Dataset rows for apps and sites:

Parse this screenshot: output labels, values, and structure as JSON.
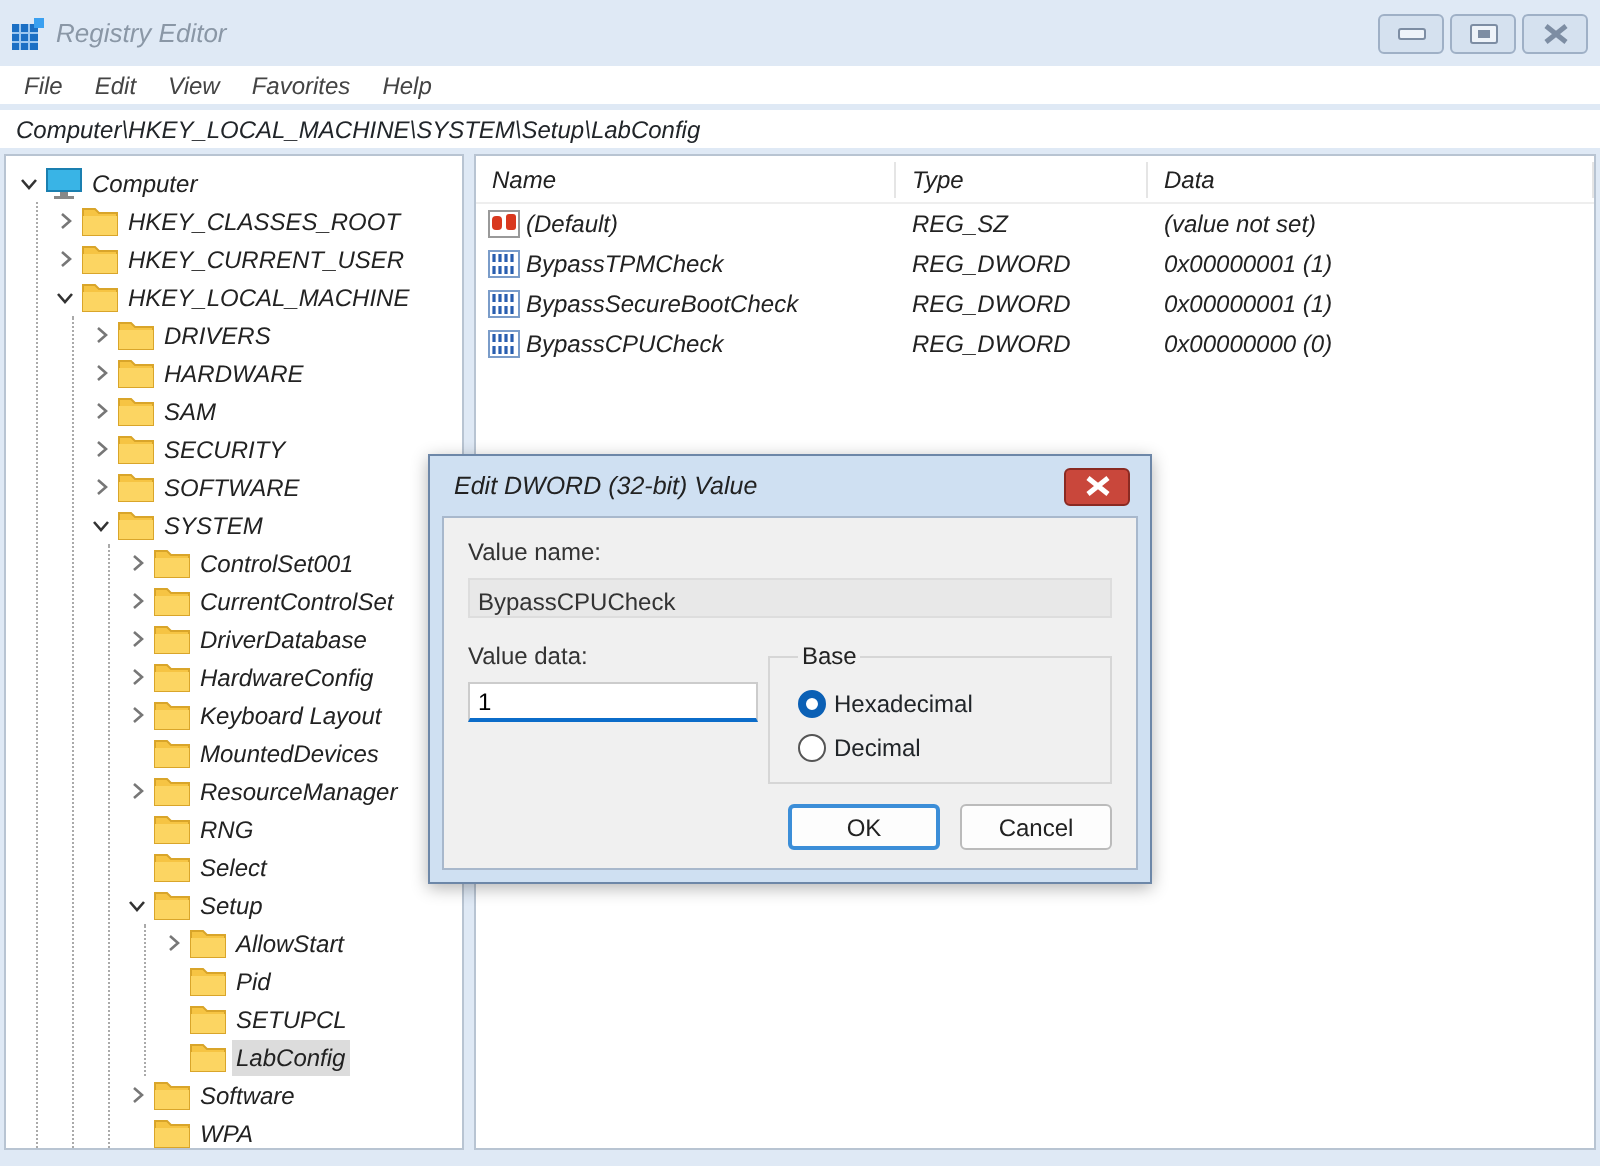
{
  "window": {
    "title": "Registry Editor"
  },
  "menu": [
    "File",
    "Edit",
    "View",
    "Favorites",
    "Help"
  ],
  "address": "Computer\\HKEY_LOCAL_MACHINE\\SYSTEM\\Setup\\LabConfig",
  "tree": [
    {
      "label": "Computer",
      "kind": "computer",
      "expanded": true,
      "selected": false,
      "children": [
        {
          "label": "HKEY_CLASSES_ROOT",
          "kind": "expandable",
          "expanded": false,
          "selected": false
        },
        {
          "label": "HKEY_CURRENT_USER",
          "kind": "expandable",
          "expanded": false,
          "selected": false
        },
        {
          "label": "HKEY_LOCAL_MACHINE",
          "kind": "expandable",
          "expanded": true,
          "selected": false,
          "children": [
            {
              "label": "DRIVERS",
              "kind": "expandable",
              "expanded": false,
              "selected": false
            },
            {
              "label": "HARDWARE",
              "kind": "expandable",
              "expanded": false,
              "selected": false
            },
            {
              "label": "SAM",
              "kind": "expandable",
              "expanded": false,
              "selected": false
            },
            {
              "label": "SECURITY",
              "kind": "expandable",
              "expanded": false,
              "selected": false
            },
            {
              "label": "SOFTWARE",
              "kind": "expandable",
              "expanded": false,
              "selected": false
            },
            {
              "label": "SYSTEM",
              "kind": "expandable",
              "expanded": true,
              "selected": false,
              "children": [
                {
                  "label": "ControlSet001",
                  "kind": "expandable",
                  "expanded": false,
                  "selected": false
                },
                {
                  "label": "CurrentControlSet",
                  "kind": "expandable",
                  "expanded": false,
                  "selected": false
                },
                {
                  "label": "DriverDatabase",
                  "kind": "expandable",
                  "expanded": false,
                  "selected": false
                },
                {
                  "label": "HardwareConfig",
                  "kind": "expandable",
                  "expanded": false,
                  "selected": false
                },
                {
                  "label": "Keyboard Layout",
                  "kind": "expandable",
                  "expanded": false,
                  "selected": false
                },
                {
                  "label": "MountedDevices",
                  "kind": "leaf",
                  "selected": false
                },
                {
                  "label": "ResourceManager",
                  "kind": "expandable",
                  "expanded": false,
                  "selected": false
                },
                {
                  "label": "RNG",
                  "kind": "leaf",
                  "selected": false
                },
                {
                  "label": "Select",
                  "kind": "leaf",
                  "selected": false
                },
                {
                  "label": "Setup",
                  "kind": "expandable",
                  "expanded": true,
                  "selected": false,
                  "children": [
                    {
                      "label": "AllowStart",
                      "kind": "expandable",
                      "expanded": false,
                      "selected": false
                    },
                    {
                      "label": "Pid",
                      "kind": "leaf",
                      "selected": false
                    },
                    {
                      "label": "SETUPCL",
                      "kind": "leaf",
                      "selected": false
                    },
                    {
                      "label": "LabConfig",
                      "kind": "leaf",
                      "selected": true
                    }
                  ]
                },
                {
                  "label": "Software",
                  "kind": "expandable",
                  "expanded": false,
                  "selected": false
                },
                {
                  "label": "WPA",
                  "kind": "leaf",
                  "selected": false
                }
              ]
            }
          ]
        }
      ]
    }
  ],
  "values": {
    "columns": [
      "Name",
      "Type",
      "Data"
    ],
    "rows": [
      {
        "kind": "string",
        "name": "(Default)",
        "type": "REG_SZ",
        "data": "(value not set)"
      },
      {
        "kind": "dword",
        "name": "BypassTPMCheck",
        "type": "REG_DWORD",
        "data": "0x00000001 (1)"
      },
      {
        "kind": "dword",
        "name": "BypassSecureBootCheck",
        "type": "REG_DWORD",
        "data": "0x00000001 (1)"
      },
      {
        "kind": "dword",
        "name": "BypassCPUCheck",
        "type": "REG_DWORD",
        "data": "0x00000000 (0)"
      }
    ]
  },
  "dialog": {
    "title": "Edit DWORD (32-bit) Value",
    "value_name_label": "Value name:",
    "value_name": "BypassCPUCheck",
    "value_data_label": "Value data:",
    "value_data": "1",
    "base": {
      "label": "Base",
      "options": [
        {
          "label": "Hexadecimal",
          "selected": true
        },
        {
          "label": "Decimal",
          "selected": false
        }
      ]
    },
    "buttons": [
      {
        "label": "OK",
        "default": true
      },
      {
        "label": "Cancel",
        "default": false
      }
    ]
  }
}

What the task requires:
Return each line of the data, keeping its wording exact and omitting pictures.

Response for this exercise:
Parse this screenshot: output labels, values, and structure as JSON.
{
  "window": {
    "title": "Registry Editor"
  },
  "menu": [
    "File",
    "Edit",
    "View",
    "Favorites",
    "Help"
  ],
  "address": "Computer\\HKEY_LOCAL_MACHINE\\SYSTEM\\Setup\\LabConfig",
  "tree": [
    {
      "label": "Computer",
      "kind": "computer",
      "expanded": true,
      "selected": false,
      "children": [
        {
          "label": "HKEY_CLASSES_ROOT",
          "kind": "expandable",
          "expanded": false,
          "selected": false
        },
        {
          "label": "HKEY_CURRENT_USER",
          "kind": "expandable",
          "expanded": false,
          "selected": false
        },
        {
          "label": "HKEY_LOCAL_MACHINE",
          "kind": "expandable",
          "expanded": true,
          "selected": false,
          "children": [
            {
              "label": "DRIVERS",
              "kind": "expandable",
              "expanded": false,
              "selected": false
            },
            {
              "label": "HARDWARE",
              "kind": "expandable",
              "expanded": false,
              "selected": false
            },
            {
              "label": "SAM",
              "kind": "expandable",
              "expanded": false,
              "selected": false
            },
            {
              "label": "SECURITY",
              "kind": "expandable",
              "expanded": false,
              "selected": false
            },
            {
              "label": "SOFTWARE",
              "kind": "expandable",
              "expanded": false,
              "selected": false
            },
            {
              "label": "SYSTEM",
              "kind": "expandable",
              "expanded": true,
              "selected": false,
              "children": [
                {
                  "label": "ControlSet001",
                  "kind": "expandable",
                  "expanded": false,
                  "selected": false
                },
                {
                  "label": "CurrentControlSet",
                  "kind": "expandable",
                  "expanded": false,
                  "selected": false
                },
                {
                  "label": "DriverDatabase",
                  "kind": "expandable",
                  "expanded": false,
                  "selected": false
                },
                {
                  "label": "HardwareConfig",
                  "kind": "expandable",
                  "expanded": false,
                  "selected": false
                },
                {
                  "label": "Keyboard Layout",
                  "kind": "expandable",
                  "expanded": false,
                  "selected": false
                },
                {
                  "label": "MountedDevices",
                  "kind": "leaf",
                  "selected": false
                },
                {
                  "label": "ResourceManager",
                  "kind": "expandable",
                  "expanded": false,
                  "selected": false
                },
                {
                  "label": "RNG",
                  "kind": "leaf",
                  "selected": false
                },
                {
                  "label": "Select",
                  "kind": "leaf",
                  "selected": false
                },
                {
                  "label": "Setup",
                  "kind": "expandable",
                  "expanded": true,
                  "selected": false,
                  "children": [
                    {
                      "label": "AllowStart",
                      "kind": "expandable",
                      "expanded": false,
                      "selected": false
                    },
                    {
                      "label": "Pid",
                      "kind": "leaf",
                      "selected": false
                    },
                    {
                      "label": "SETUPCL",
                      "kind": "leaf",
                      "selected": false
                    },
                    {
                      "label": "LabConfig",
                      "kind": "leaf",
                      "selected": true
                    }
                  ]
                },
                {
                  "label": "Software",
                  "kind": "expandable",
                  "expanded": false,
                  "selected": false
                },
                {
                  "label": "WPA",
                  "kind": "leaf",
                  "selected": false
                }
              ]
            }
          ]
        }
      ]
    }
  ],
  "values": {
    "columns": [
      "Name",
      "Type",
      "Data"
    ],
    "rows": [
      {
        "kind": "string",
        "name": "(Default)",
        "type": "REG_SZ",
        "data": "(value not set)"
      },
      {
        "kind": "dword",
        "name": "BypassTPMCheck",
        "type": "REG_DWORD",
        "data": "0x00000001 (1)"
      },
      {
        "kind": "dword",
        "name": "BypassSecureBootCheck",
        "type": "REG_DWORD",
        "data": "0x00000001 (1)"
      },
      {
        "kind": "dword",
        "name": "BypassCPUCheck",
        "type": "REG_DWORD",
        "data": "0x00000000 (0)"
      }
    ]
  },
  "dialog": {
    "title": "Edit DWORD (32-bit) Value",
    "value_name_label": "Value name:",
    "value_name": "BypassCPUCheck",
    "value_data_label": "Value data:",
    "value_data": "1",
    "base": {
      "label": "Base",
      "options": [
        {
          "label": "Hexadecimal",
          "selected": true
        },
        {
          "label": "Decimal",
          "selected": false
        }
      ]
    },
    "buttons": [
      {
        "label": "OK",
        "default": true
      },
      {
        "label": "Cancel",
        "default": false
      }
    ]
  }
}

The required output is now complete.